Salmon, ID.

Location, Salmon, ID

After our FREE Campers breakfast of pancakes and eggs, we got the rig ready to roll. Our route was up Hwy 93, the Lost Valley to Salmon, ID.

While chatting with the hostess at the restaurant this morning it was mentioned that there was still hail piled up behind the school in Arco from the storm on Monday. The hail was not large but really came down. It was a foot deep where it came off the roofs. Mud came down the nearby mountains and covered the streets. Most of the mud has been cleaned up.

The route climbs somewhat but not excessively. It is very twisty and turny as it follows the Snake River. It is a really beautiful drive but you need to keep your eye on the road.
Just south of Salmon is Lemhi Pass where Lewis and Clark crossed the Continental Divide. Salmon was the home of Sacagawea who had lived here as a young girl before being kidnapped and taken east to Mandan, ND to live.

We are here for three days at Buddy’s RV Park which is right on the Salmon River. There is another park right next door which looks better and one across the river which would have been nice also. So it goes.

We had a lot of clouds today which kept the temperature down.

Wednesday, August 3, 2011

Shortest RV trip so far.

Location, Arco, ID

A very short drive today of only eighteen miles. Just my kind of day.

We are at Mountain View RV Park in Arco, ID a town named after Georg Arco, a German who later founded Telefunkin a large manufacturing organization.

Our whole purpose in stopping here was to see the EBR-I facility 18 miles south of here. The Experimental Breeder Reactor, EBR-I was the first Nuclear breeder reactor in the United States to produce electricity. It also proved that a nuclear reactor could operate without a large cooling facility and without producing a lot of spent fuel which needed to be stored for thousands of years. Why it wasn’t used for our present nuclear plants remains a mystery to me. Possibly politics played a part in the decision to abandon the project. It is now run by the National Park Service. Admission is free.

It was a very interesting tour. Self guided I might add.

The RV park has a small diner in the registration building. Included in the campground fee is a free breakfast. We will try it tomorrow. They also serve dinner so we had hamburgers there tonight.

Just before we left for dinner I heard a noise at the back of the RV. It sounded suspiciously like a mouse in one of my “sticky” traps. After dinner I pulled the bottom cupboard drawer and sure enough, there was a mouse in one of the traps.
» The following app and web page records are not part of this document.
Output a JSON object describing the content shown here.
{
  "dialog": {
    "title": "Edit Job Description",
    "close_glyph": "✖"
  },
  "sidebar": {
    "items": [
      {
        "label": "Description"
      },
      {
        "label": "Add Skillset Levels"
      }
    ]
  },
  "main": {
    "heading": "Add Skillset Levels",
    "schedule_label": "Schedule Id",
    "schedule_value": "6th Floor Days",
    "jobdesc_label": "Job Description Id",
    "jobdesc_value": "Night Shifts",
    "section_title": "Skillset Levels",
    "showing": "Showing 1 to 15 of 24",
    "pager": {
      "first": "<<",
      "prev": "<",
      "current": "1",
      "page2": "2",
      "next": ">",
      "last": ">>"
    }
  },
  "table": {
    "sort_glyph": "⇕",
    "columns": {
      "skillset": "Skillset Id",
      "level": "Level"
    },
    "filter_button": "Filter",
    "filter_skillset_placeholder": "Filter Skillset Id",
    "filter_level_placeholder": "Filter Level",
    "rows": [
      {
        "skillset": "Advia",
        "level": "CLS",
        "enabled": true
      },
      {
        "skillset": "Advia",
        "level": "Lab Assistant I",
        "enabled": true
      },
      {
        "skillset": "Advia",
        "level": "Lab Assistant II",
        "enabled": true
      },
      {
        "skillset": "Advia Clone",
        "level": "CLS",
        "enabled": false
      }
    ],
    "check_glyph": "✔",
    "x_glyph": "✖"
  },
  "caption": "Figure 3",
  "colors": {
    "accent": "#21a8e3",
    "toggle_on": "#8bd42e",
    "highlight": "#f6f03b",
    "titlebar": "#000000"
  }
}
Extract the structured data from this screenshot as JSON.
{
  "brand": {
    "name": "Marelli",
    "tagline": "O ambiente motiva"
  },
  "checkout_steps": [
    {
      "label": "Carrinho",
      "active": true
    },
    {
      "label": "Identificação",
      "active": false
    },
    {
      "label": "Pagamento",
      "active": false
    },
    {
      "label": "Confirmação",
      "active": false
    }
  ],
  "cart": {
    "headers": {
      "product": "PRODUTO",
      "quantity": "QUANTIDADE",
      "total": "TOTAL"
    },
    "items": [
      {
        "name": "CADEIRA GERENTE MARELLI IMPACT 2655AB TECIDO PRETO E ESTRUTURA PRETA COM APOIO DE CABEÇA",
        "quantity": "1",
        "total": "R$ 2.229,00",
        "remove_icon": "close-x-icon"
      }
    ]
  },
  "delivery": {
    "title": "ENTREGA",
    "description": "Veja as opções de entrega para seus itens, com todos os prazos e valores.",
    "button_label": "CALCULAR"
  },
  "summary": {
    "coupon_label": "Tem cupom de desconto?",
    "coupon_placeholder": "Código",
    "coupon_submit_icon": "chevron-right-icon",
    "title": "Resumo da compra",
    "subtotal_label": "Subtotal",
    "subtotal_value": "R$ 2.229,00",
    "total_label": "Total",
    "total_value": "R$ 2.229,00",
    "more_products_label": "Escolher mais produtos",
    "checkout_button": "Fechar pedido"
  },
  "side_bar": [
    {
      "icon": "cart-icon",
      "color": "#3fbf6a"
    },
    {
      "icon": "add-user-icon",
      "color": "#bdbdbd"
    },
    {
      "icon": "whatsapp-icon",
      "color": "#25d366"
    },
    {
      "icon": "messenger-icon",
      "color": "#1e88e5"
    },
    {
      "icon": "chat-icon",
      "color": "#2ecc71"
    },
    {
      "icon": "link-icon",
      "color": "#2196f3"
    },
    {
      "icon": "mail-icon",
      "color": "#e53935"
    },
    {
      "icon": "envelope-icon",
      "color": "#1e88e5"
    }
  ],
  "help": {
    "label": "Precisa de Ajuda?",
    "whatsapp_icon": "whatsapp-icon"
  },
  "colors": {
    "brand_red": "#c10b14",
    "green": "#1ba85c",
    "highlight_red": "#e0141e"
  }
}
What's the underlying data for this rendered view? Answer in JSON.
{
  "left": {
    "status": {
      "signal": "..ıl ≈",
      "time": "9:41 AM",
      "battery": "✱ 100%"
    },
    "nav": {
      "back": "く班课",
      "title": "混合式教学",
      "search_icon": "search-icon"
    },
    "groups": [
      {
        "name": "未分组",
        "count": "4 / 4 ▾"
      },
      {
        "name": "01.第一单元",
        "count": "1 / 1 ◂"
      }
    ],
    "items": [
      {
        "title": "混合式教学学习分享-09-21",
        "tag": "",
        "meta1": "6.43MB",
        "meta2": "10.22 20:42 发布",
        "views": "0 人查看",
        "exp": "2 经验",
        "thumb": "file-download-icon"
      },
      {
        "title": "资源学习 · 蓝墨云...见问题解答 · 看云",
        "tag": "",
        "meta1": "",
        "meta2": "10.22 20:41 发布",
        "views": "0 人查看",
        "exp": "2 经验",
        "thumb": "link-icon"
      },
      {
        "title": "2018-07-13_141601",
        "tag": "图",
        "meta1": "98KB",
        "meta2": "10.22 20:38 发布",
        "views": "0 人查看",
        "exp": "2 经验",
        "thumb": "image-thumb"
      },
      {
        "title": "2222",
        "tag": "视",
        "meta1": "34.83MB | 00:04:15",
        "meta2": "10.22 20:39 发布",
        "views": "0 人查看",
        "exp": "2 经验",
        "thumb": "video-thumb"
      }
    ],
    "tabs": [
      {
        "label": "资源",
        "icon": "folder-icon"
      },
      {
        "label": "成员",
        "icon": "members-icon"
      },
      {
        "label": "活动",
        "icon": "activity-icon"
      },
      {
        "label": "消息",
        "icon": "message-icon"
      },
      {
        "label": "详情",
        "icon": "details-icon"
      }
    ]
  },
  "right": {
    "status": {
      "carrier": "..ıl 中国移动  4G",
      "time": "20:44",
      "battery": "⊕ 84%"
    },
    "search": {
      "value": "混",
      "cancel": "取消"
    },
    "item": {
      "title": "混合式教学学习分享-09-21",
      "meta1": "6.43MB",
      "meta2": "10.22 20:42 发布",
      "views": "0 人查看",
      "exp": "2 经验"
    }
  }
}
I disposed of him forthwith and set one of the old fashion traps as well.

I still can’t figure where the little bas….s get in.

Tuesday, August 2, 2011
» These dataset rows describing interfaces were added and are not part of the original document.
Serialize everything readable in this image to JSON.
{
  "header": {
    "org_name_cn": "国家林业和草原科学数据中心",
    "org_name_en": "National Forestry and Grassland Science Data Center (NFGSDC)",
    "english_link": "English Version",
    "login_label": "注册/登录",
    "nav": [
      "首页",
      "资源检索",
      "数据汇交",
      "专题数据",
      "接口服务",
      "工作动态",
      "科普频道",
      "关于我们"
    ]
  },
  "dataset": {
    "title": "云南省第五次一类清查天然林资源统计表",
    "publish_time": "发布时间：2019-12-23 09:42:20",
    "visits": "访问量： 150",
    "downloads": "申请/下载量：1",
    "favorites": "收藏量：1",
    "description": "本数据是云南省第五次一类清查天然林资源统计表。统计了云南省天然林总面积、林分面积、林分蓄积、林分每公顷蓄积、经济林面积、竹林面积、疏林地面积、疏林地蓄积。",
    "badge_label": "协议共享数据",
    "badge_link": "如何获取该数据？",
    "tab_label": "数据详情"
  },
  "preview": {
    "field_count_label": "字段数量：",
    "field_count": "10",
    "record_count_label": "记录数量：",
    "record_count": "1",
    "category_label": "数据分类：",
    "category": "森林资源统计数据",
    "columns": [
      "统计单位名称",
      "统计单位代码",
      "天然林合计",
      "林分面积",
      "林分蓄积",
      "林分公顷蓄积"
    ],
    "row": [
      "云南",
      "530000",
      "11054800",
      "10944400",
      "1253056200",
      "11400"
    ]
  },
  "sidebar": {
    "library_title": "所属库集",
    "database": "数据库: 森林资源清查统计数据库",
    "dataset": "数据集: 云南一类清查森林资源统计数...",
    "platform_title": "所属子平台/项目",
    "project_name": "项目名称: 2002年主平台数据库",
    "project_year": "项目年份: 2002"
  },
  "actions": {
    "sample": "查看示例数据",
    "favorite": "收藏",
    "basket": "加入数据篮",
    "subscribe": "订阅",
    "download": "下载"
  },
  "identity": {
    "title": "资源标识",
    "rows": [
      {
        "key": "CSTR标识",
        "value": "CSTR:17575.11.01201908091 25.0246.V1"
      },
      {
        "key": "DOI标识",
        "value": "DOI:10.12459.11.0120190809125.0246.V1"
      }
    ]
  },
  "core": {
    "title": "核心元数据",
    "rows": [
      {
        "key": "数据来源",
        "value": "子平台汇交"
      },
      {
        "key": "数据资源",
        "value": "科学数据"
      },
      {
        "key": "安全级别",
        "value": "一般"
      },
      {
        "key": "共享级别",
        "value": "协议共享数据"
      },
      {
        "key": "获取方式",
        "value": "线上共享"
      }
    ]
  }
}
Craters of the Moon.

Location, Craters of the Moon, ID

Just a short trip today from Twin Falls to Craters of the Moon National Monument and Preserve.

We arrived at noon and found out that there was space in the campground for our big rig so immediately found a spot. Our original goal was to stop briefly and then go on to Arco, Id which is only another 18 miles. We thought it would be to hot to stay in the park without air conditioning but it turns out to be a mild day with clouds and a smattering of rain. Perfect conditions for this park.
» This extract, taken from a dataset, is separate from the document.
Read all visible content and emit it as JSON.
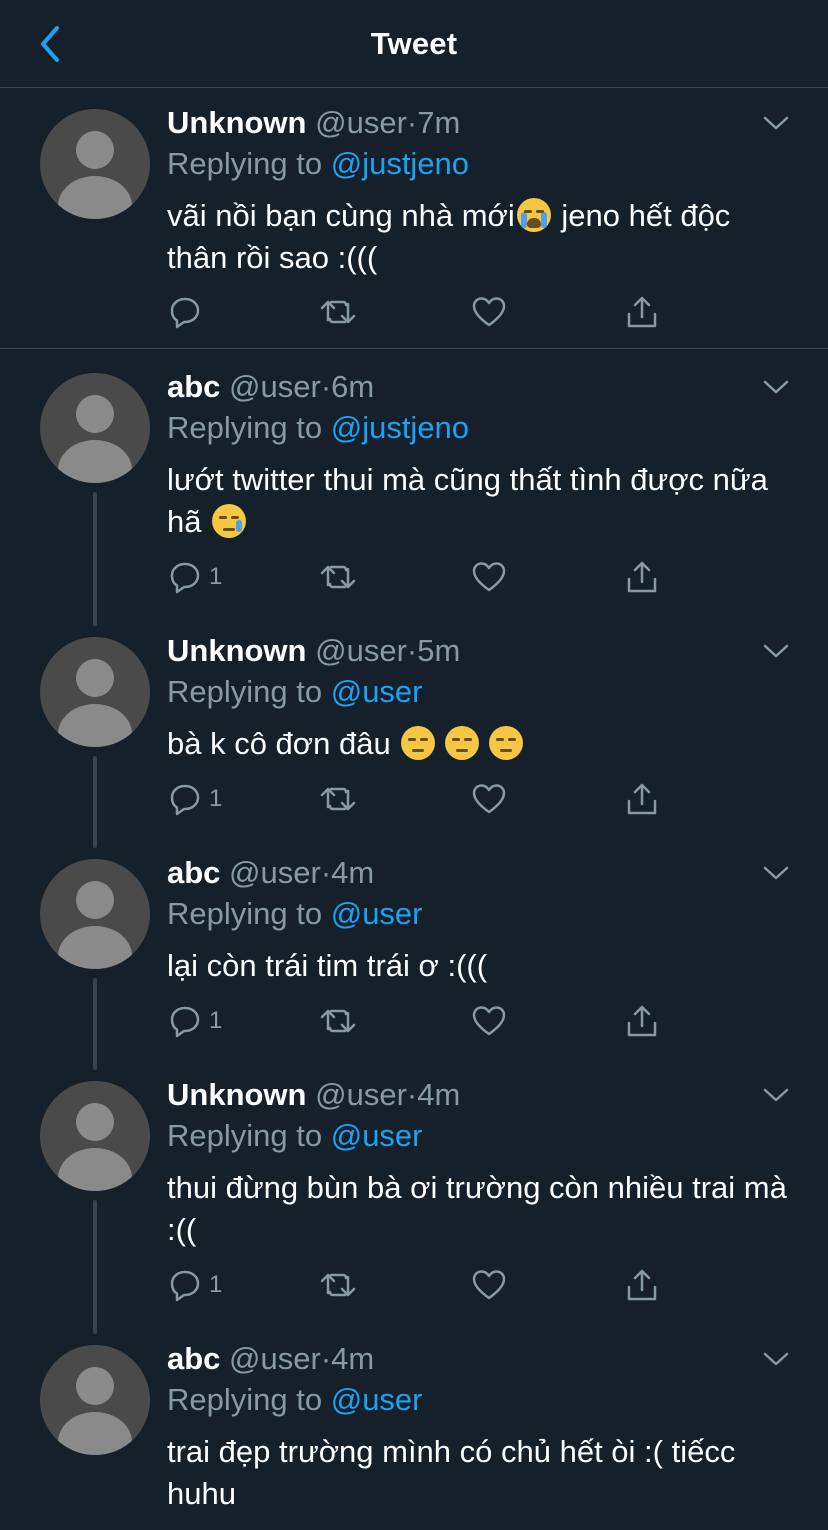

We ate lunch then started on a driving trip which is a loop with side roads to investigate. We walked the trails, looked at the plants, and walked about ¾ of a mile to the caves which are really lava tubes. There are three you can reach easily by walking a narrow blacktopped trail. I elected to enter Indian Cave which is about 800 ft long and very large in diameter. The bad part of this cave is there is no obvious trail once you reach the floor of the cave. After walking about 200 feet there is a large hole in the ceiling and a very large pile of rubble directly beneath it. You need to scramble over very large boulders to get to the rest of the tunnel. I decided to forgo this part of the tunnel and turned back. I had to use my Droid phone light to find the path back. It was raining when I emerged from the tunnel so I got a little wet on my walk back to the truck. Clyda had turned back when I entered the tunnel and she really got wet.

Path to Indian Cave through the lava field.

Down inside Indian Cave. I am in the middle of the picture.

The rain finally cleared off as it does most days and we had a beautiful evening. We even attended the evening ranger program.